3) Development Box: GNU/Linux, kernel 188.8.131.52-4-smp. 2 processor intel Pentium III with 2 GB memory
4) Testing environment: GNU/Linux 64 bit kernel 2.6.18-128.el5. Intel(R) Xeon(R) CPU with 2 core of 2.53 GHz speed . 4 GB memory
From the above system details it looks like that production server is hugely capable of processing any number of thread very fast but in actual scenario it is not able to do that. Even a simple ls command on a empty file is taking 4 times slower in production when compare to the performance environment.
Can anybody help me tuning our production server or at least point me to some documents which might help me.
This appears to be related to single versus multi-threaded processinng performance. Check out item #2 on this oracle blog:
I believe the other systems you have listed perform single threaded processing.
I think it may be one of the issue. But looking at ldd command output I think much more libarary getting called for a simple command in Solaris 10 (production env) then to the Solaris 9 (Test env).
Prompt> ldd /usr/bin/ls
libsec.so.1 => /lib/libsec.so.1
libc.so.1 => /lib/libc.so.1
libavl.so.1 => /lib/libavl.so.1
libm.so.2 => /lib/libm.so.2
prompt> ldd /usr/bin/ls
libc.so.1 => /usr/lib/libc.so.1
libdl.so.1 => /usr/lib/libdl.so.1
In solaris 10, I can see two library has been added to call ls command itself.

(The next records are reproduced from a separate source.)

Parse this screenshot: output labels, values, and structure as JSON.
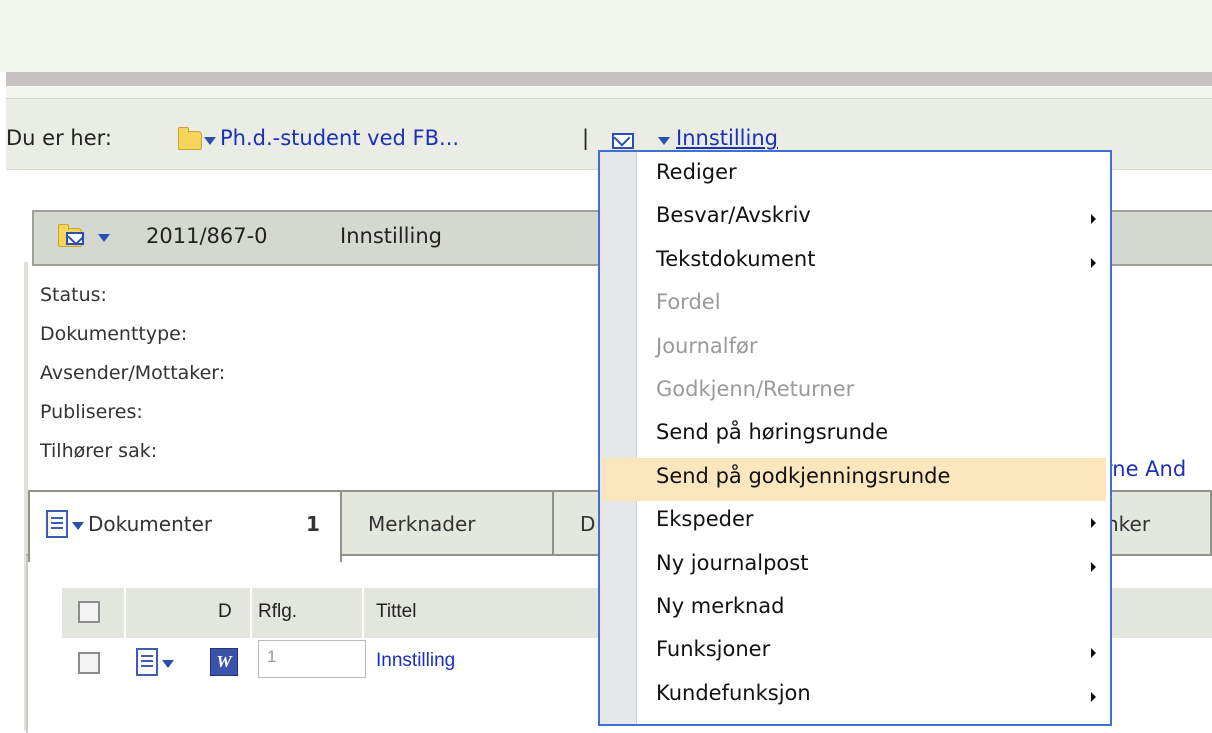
{
  "breadcrumb": {
    "prefix": "Du er her:",
    "crumb1": "Ph.d.-student ved FB...",
    "separator": "|",
    "crumb2": "Innstilling"
  },
  "document": {
    "number": "2011/867-0",
    "title": "Innstilling"
  },
  "fields": {
    "status": "Status:",
    "doctype": "Dokumenttype:",
    "sender": "Avsender/Mottaker:",
    "publish": "Publiseres:",
    "case": "Tilhører sak:",
    "case_value_partial": "rne And"
  },
  "tabs": {
    "documents": "Dokumenter",
    "documents_count": "1",
    "notes": "Merknader",
    "partial_d": "D",
    "links_partial": "nker"
  },
  "table": {
    "col_d": "D",
    "col_rflg": "Rflg.",
    "col_title": "Tittel",
    "row1_rflg": "1",
    "row1_title": "Innstilling"
  },
  "menu": {
    "items": [
      {
        "label": "Rediger",
        "disabled": false,
        "submenu": false
      },
      {
        "label": "Besvar/Avskriv",
        "disabled": false,
        "submenu": true
      },
      {
        "label": "Tekstdokument",
        "disabled": false,
        "submenu": true
      },
      {
        "label": "Fordel",
        "disabled": true,
        "submenu": false
      },
      {
        "label": "Journalfør",
        "disabled": true,
        "submenu": false
      },
      {
        "label": "Godkjenn/Returner",
        "disabled": true,
        "submenu": false
      },
      {
        "label": "Send på høringsrunde",
        "disabled": false,
        "submenu": false
      },
      {
        "label": "Send på godkjenningsrunde",
        "disabled": false,
        "submenu": false,
        "highlighted": true
      },
      {
        "label": "Ekspeder",
        "disabled": false,
        "submenu": true
      },
      {
        "label": "Ny journalpost",
        "disabled": false,
        "submenu": true
      },
      {
        "label": "Ny merknad",
        "disabled": false,
        "submenu": false
      },
      {
        "label": "Funksjoner",
        "disabled": false,
        "submenu": true
      },
      {
        "label": "Kundefunksjon",
        "disabled": false,
        "submenu": true
      }
    ]
  },
  "colors": {
    "link": "#1c2fb8",
    "menu_border": "#3f6fcf",
    "menu_highlight": "#fbe6bd",
    "disabled_text": "#9a9a9a"
  }
}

I have done truss on the program (In my original post) and observed that the times is taking after the system call fork abd it returns from it. And at the sample test environment does not take time.
Does this mean Solaris 10 (production env) trying to do something extra then test environment while forking the child process?
Is there a reason you are trying to compare metrics between 4 differing environments? They are all running different hardware with single and multi-threaded processing, so you will see different results. Regarding solaris 9 versus solaris 10 command library calls, command functionality can change between releases. Solaris 10 might have a more robust "ls" command which in turn calls more libraries (just a guess). I believe the commands you are using for your performance testing (incrementing an arithmetic variable in a loop, ls, etc) are single threaded.
I agree that these machines are with different hardware as well as of different version of OS. But these basic operations(expr etc) should have similar response time, isn't it? I mean I am trying to understand if by any change production environment has any glitch which caused this huge response time difference.
I can understand that SPARC T2 CMT technology would surely improve throughput in a multi-threaded environment (Which we really wants) but these basic simple commands response time must not changed for that.
Or can you suggest me any other way to find out if our production box is well tuned for a multi-theaded multi JVM application.
The v440 has 4 physical processors each running at 1593 MHz.
The t5220 has 1 physical processor (with up to 8 cores and 8 threads/core) running at 1165 MHz.
I have no experience with application performance tuning. Checking "prstat" output may be a good start to see what is being utilized on each box.